Segment Start: Source data

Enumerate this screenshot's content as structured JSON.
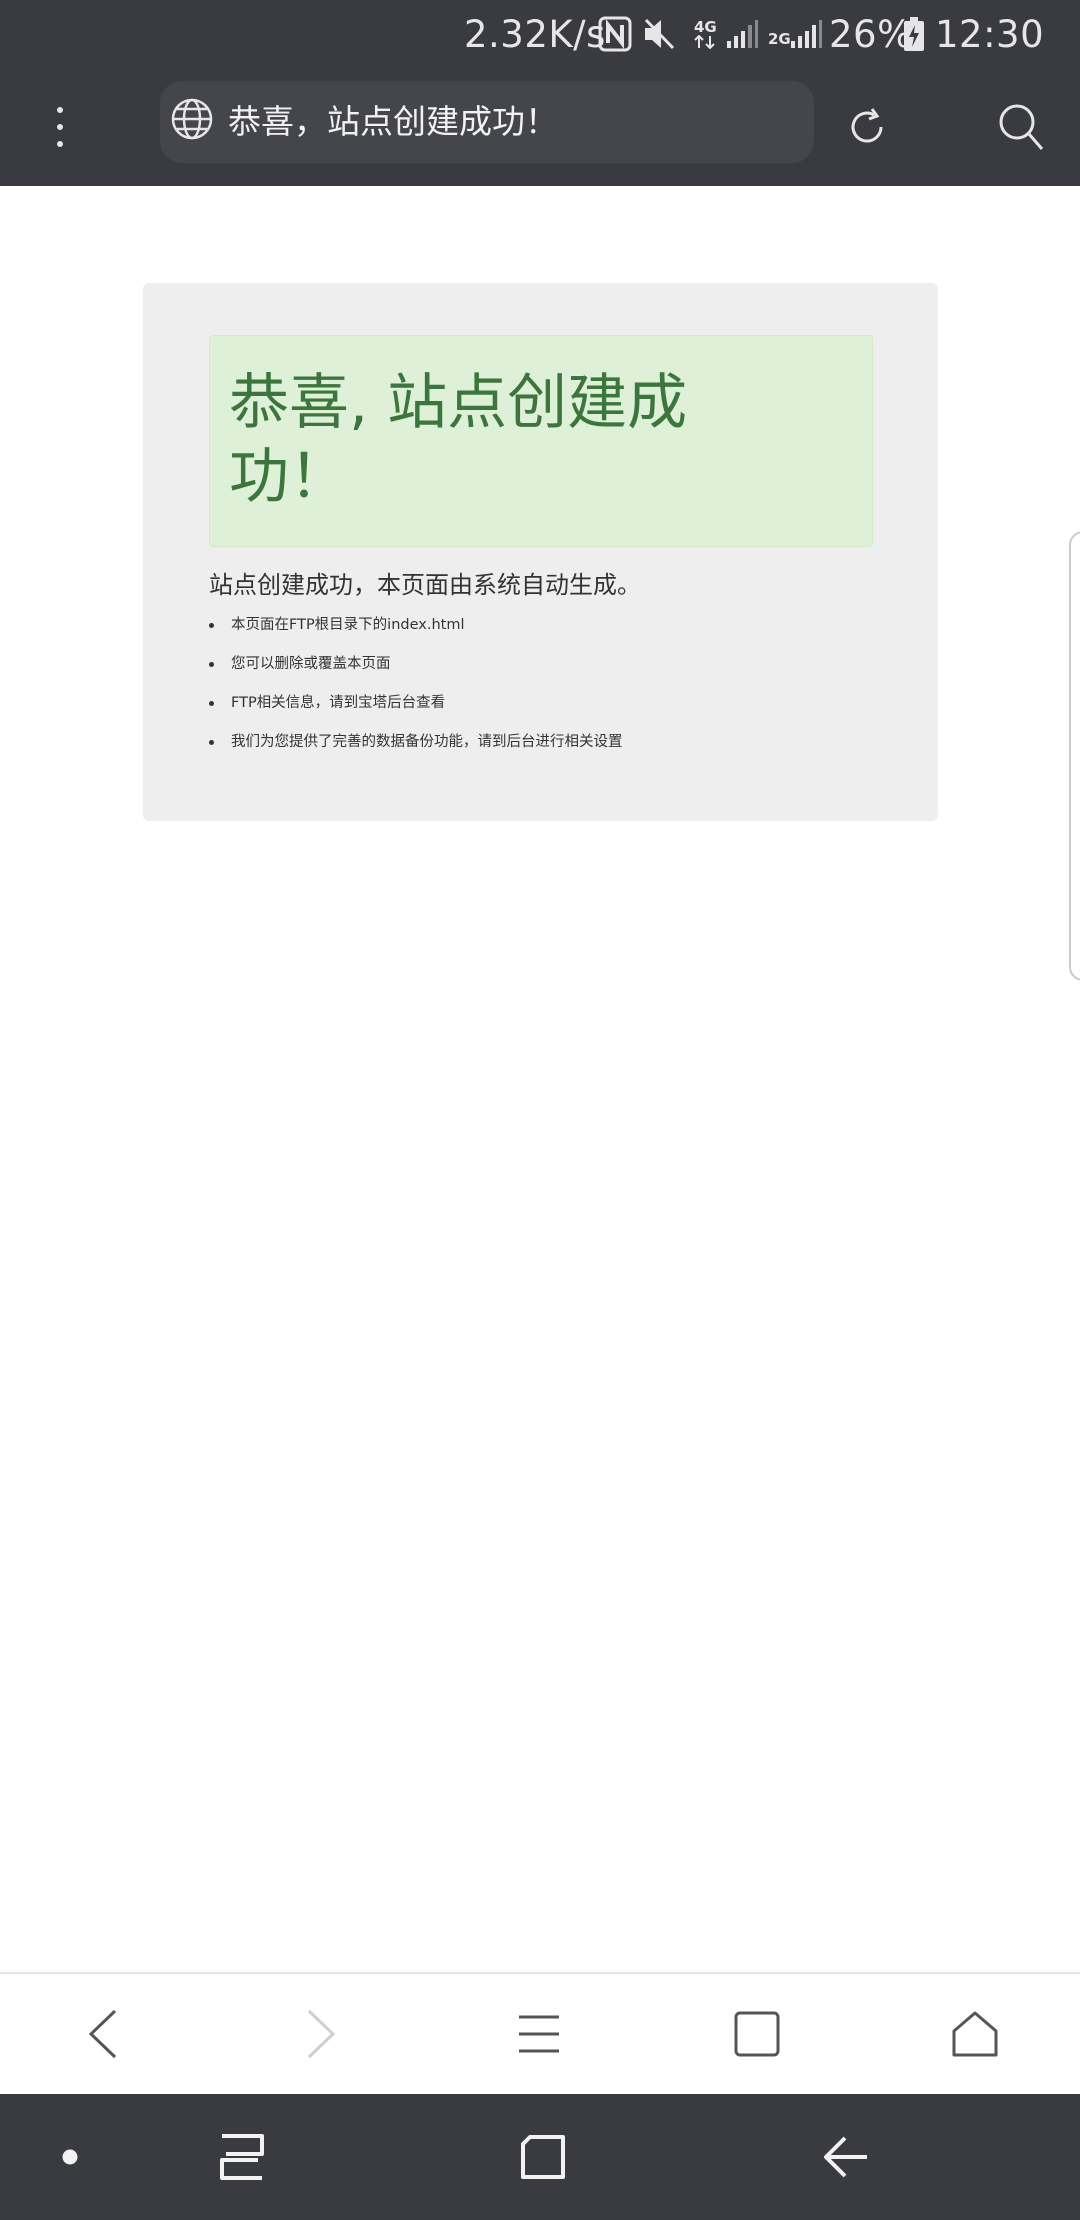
{
  "status_bar": {
    "network_speed": "2.32K/s",
    "net_4g": "4G",
    "net_2g": "2G",
    "battery": "26%",
    "time": "12:30",
    "icons": [
      "nfc-icon",
      "mute-icon",
      "data-arrows-icon",
      "signal-icon",
      "signal-icon",
      "battery-icon"
    ]
  },
  "toolbar": {
    "menu_icon": "more-vertical-icon",
    "url_text": "恭喜，站点创建成功！",
    "globe_icon": "globe-icon",
    "reload_icon": "refresh-icon",
    "search_icon": "search-icon"
  },
  "page": {
    "heading": "恭喜, 站点创建成功！",
    "lead": "站点创建成功，本页面由系统自动生成。",
    "items": [
      "本页面在FTP根目录下的index.html",
      "您可以删除或覆盖本页面",
      "FTP相关信息，请到宝塔后台查看",
      "我们为您提供了完善的数据备份功能，请到后台进行相关设置"
    ],
    "colors": {
      "alert_bg": "#dff0d8",
      "alert_text": "#3c763d",
      "container_bg": "#eeeeee"
    }
  },
  "bottom_bar": {
    "icons": [
      "back-icon",
      "forward-icon",
      "menu-icon",
      "tabs-icon",
      "home-icon"
    ]
  },
  "nav_bar": {
    "icons": [
      "dot-icon",
      "recents-icon",
      "home-square-icon",
      "back-arrow-icon"
    ]
  }
}
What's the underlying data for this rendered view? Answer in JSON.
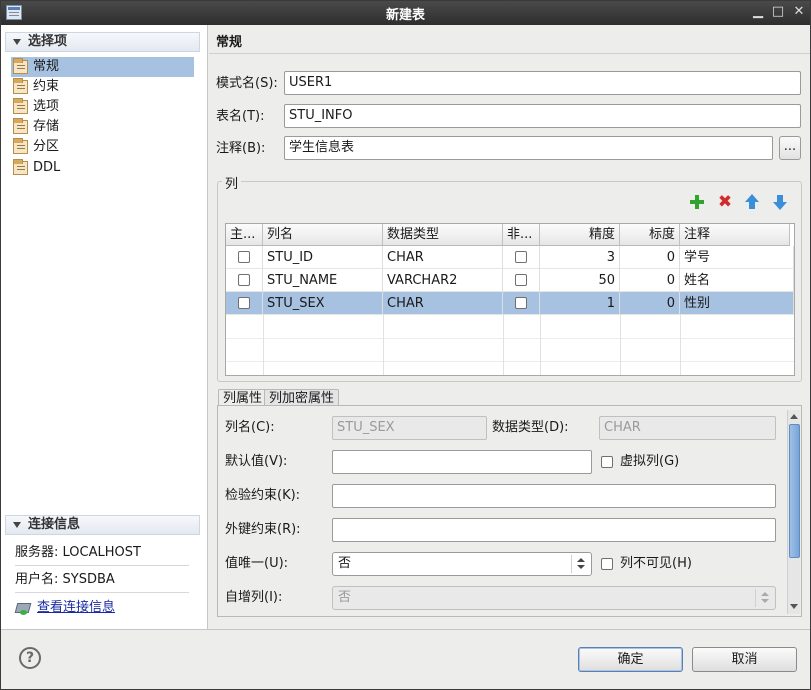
{
  "window": {
    "title": "新建表"
  },
  "left": {
    "options_header": "选择项",
    "nav_items": [
      "常规",
      "约束",
      "选项",
      "存储",
      "分区",
      "DDL"
    ],
    "connection_header": "连接信息",
    "server": "服务器: LOCALHOST",
    "user": "用户名: SYSDBA",
    "view_link": "查看连接信息"
  },
  "general": {
    "title": "常规",
    "schema_label": "模式名(S):",
    "schema_value": "USER1",
    "table_label": "表名(T):",
    "table_value": "STU_INFO",
    "comment_label": "注释(B):",
    "comment_value": "学生信息表",
    "ellipsis": "..."
  },
  "columns": {
    "group_label": "列",
    "headers": [
      "主...",
      "列名",
      "数据类型",
      "非...",
      "精度",
      "标度",
      "注释"
    ],
    "rows": [
      {
        "name": "STU_ID",
        "type": "CHAR",
        "precision": "3",
        "scale": "0",
        "comment": "学号"
      },
      {
        "name": "STU_NAME",
        "type": "VARCHAR2",
        "precision": "50",
        "scale": "0",
        "comment": "姓名"
      },
      {
        "name": "STU_SEX",
        "type": "CHAR",
        "precision": "1",
        "scale": "0",
        "comment": "性别"
      }
    ]
  },
  "tabs": [
    "列属性",
    "列加密属性"
  ],
  "props": {
    "colname_label": "列名(C):",
    "colname_value": "STU_SEX",
    "datatype_label": "数据类型(D):",
    "datatype_value": "CHAR",
    "default_label": "默认值(V):",
    "default_value": "",
    "virtual_label": "虚拟列(G)",
    "check_label": "检验约束(K):",
    "check_value": "",
    "fk_label": "外键约束(R):",
    "fk_value": "",
    "unique_label": "值唯一(U):",
    "unique_value": "否",
    "invisible_label": "列不可见(H)",
    "identity_label": "自增列(I):",
    "identity_value": "否"
  },
  "footer": {
    "help": "?",
    "ok": "确定",
    "cancel": "取消"
  }
}
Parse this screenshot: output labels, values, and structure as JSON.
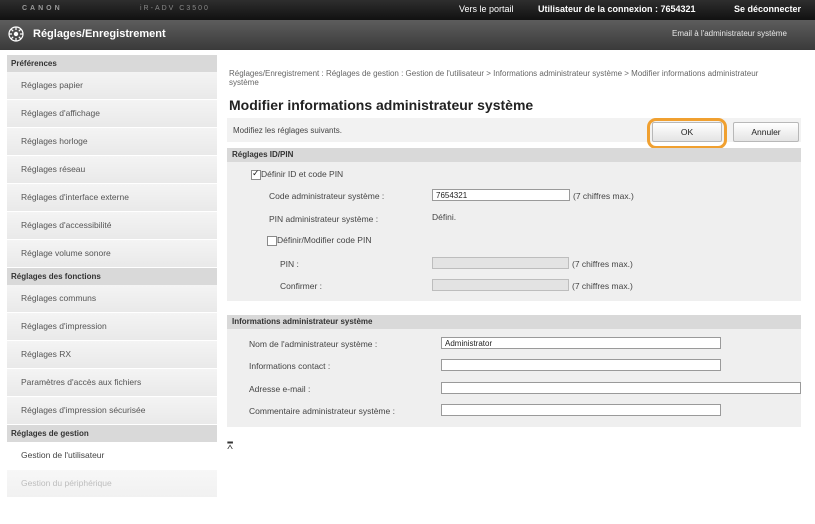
{
  "topbar": {
    "brand": "CANON",
    "brand_model": "iR-ADV C3500",
    "portal_link": "Vers le portail",
    "user_label": "Utilisateur de la connexion :  7654321",
    "logout": "Se déconnecter"
  },
  "titlebar": {
    "logo_icon": "settings-registration-icon",
    "title": "Réglages/Enregistrement",
    "mail_link": "Email à l'administrateur système"
  },
  "sidebar": {
    "sections": [
      {
        "header": "Préférences",
        "items": [
          {
            "label": "Réglages papier"
          },
          {
            "label": "Réglages d'affichage"
          },
          {
            "label": "Réglages horloge"
          },
          {
            "label": "Réglages réseau"
          },
          {
            "label": "Réglages d'interface externe"
          },
          {
            "label": "Réglages d'accessibilité"
          },
          {
            "label": "Réglage volume sonore"
          }
        ]
      },
      {
        "header": "Réglages des fonctions",
        "items": [
          {
            "label": "Réglages communs"
          },
          {
            "label": "Réglages d'impression"
          },
          {
            "label": "Réglages RX"
          },
          {
            "label": "Paramètres d'accès aux fichiers"
          },
          {
            "label": "Réglages d'impression sécurisée"
          }
        ]
      },
      {
        "header": "Réglages de gestion",
        "items": [
          {
            "label": "Gestion de l'utilisateur",
            "active": true
          },
          {
            "label": "Gestion du périphérique",
            "faded": true
          }
        ]
      }
    ]
  },
  "main": {
    "breadcrumb": "Réglages/Enregistrement : Réglages de gestion : Gestion de l'utilisateur > Informations administrateur système > Modifier informations administrateur système",
    "page_title": "Modifier informations administrateur système",
    "instruction": "Modifiez les réglages suivants.",
    "ok_label": "OK",
    "cancel_label": "Annuler",
    "highlight_color": "#f0a030",
    "id_pin_section": {
      "header": "Réglages ID/PIN",
      "define_id_pin": {
        "label": "Définir ID et code PIN",
        "checked": true
      },
      "admin_code": {
        "label": "Code administrateur système :",
        "value": "7654321",
        "hint": "(7 chiffres max.)"
      },
      "admin_pin": {
        "label": "PIN administrateur système :",
        "value": "Défini."
      },
      "set_change_pin": {
        "label": "Définir/Modifier code PIN",
        "checked": false
      },
      "pin": {
        "label": "PIN :",
        "value": "",
        "hint": "(7 chiffres max.)"
      },
      "confirm": {
        "label": "Confirmer :",
        "value": "",
        "hint": "(7 chiffres max.)"
      }
    },
    "admin_info_section": {
      "header": "Informations administrateur système",
      "admin_name": {
        "label": "Nom de l'administrateur système :",
        "value": "Administrator"
      },
      "contact_info": {
        "label": "Informations contact :",
        "value": ""
      },
      "email": {
        "label": "Adresse e-mail :",
        "value": ""
      },
      "admin_comment": {
        "label": "Commentaire administrateur système :",
        "value": ""
      }
    },
    "top_icon": "back-to-top-icon",
    "top_glyph": "⩞"
  }
}
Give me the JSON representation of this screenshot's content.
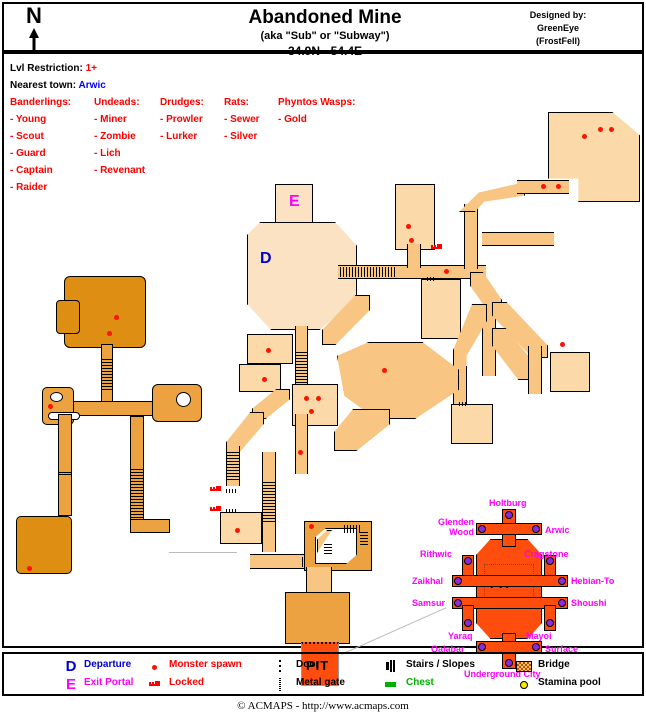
{
  "header": {
    "compass": "N",
    "title": "Abandoned Mine",
    "subtitle": "(aka \"Sub\" or \"Subway\")",
    "coords": "34.9N - 54.4E",
    "designed_by_label": "Designed by:",
    "designer_name": "GreenEye",
    "designer_server": "(FrostFell)"
  },
  "info": {
    "lvl_label": "Lvl Restriction:",
    "lvl_value": "1+",
    "town_label": "Nearest town:",
    "town_value": "Arwic"
  },
  "monsters": [
    {
      "heading": "Banderlings:",
      "items": [
        "- Young",
        "- Scout",
        "- Guard",
        "- Captain",
        "- Raider"
      ]
    },
    {
      "heading": "Undeads:",
      "items": [
        "- Miner",
        "- Zombie",
        "- Lich",
        "- Revenant"
      ]
    },
    {
      "heading": "Drudges:",
      "items": [
        "- Prowler",
        "- Lurker"
      ]
    },
    {
      "heading": "Rats:",
      "items": [
        "- Sewer",
        "- Silver"
      ]
    },
    {
      "heading": "Phyntos Wasps:",
      "items": [
        "- Gold"
      ]
    }
  ],
  "map": {
    "room_departure_label": "D",
    "room_exit_portal_label": "E",
    "pit_label": "PIT"
  },
  "pit_diagram": {
    "center_label": "PIT",
    "destinations": [
      "Holtburg",
      "Glenden Wood",
      "Arwic",
      "Rithwic",
      "Cragstone",
      "Zaikhal",
      "Hebian-To",
      "Samsur",
      "Shoushi",
      "Yaraq",
      "Mayoi",
      "Qalabar",
      "Surface",
      "Underground City"
    ]
  },
  "legend": [
    {
      "icon": "departure-letter-icon",
      "label": "Departure",
      "color": "#0000cc"
    },
    {
      "icon": "exit-portal-letter-icon",
      "label": "Exit Portal",
      "color": "#ff00ff"
    },
    {
      "icon": "monster-spawn-dot-icon",
      "label": "Monster spawn",
      "color": "#ff0000"
    },
    {
      "icon": "locked-key-icon",
      "label": "Locked",
      "color": "#ff0000"
    },
    {
      "icon": "door-icon",
      "label": "Door",
      "color": "#000000"
    },
    {
      "icon": "metal-gate-icon",
      "label": "Metal gate",
      "color": "#000000"
    },
    {
      "icon": "stairs-slopes-icon",
      "label": "Stairs / Slopes",
      "color": "#000000"
    },
    {
      "icon": "chest-icon",
      "label": "Chest",
      "color": "#00b000"
    },
    {
      "icon": "bridge-icon",
      "label": "Bridge",
      "color": "#b06000"
    },
    {
      "icon": "stamina-pool-icon",
      "label": "Stamina pool",
      "color": "#000000"
    }
  ],
  "footer": {
    "copyright": "© ACMAPS - http://www.acmaps.com"
  },
  "colors": {
    "room_fill": "#fbd9a8",
    "corridor_fill": "#f8c583",
    "cave_fill": "#dd8e13",
    "cave_corridor_fill": "#eda241",
    "pit_fill": "#ff4d0d",
    "pale_room_fill": "#fbe2c3",
    "spawn": "#ff1200",
    "portal_dot": "#8a2be2",
    "portal_text": "#ff00ff"
  }
}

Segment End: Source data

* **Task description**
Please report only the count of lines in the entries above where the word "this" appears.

* **Your response**
4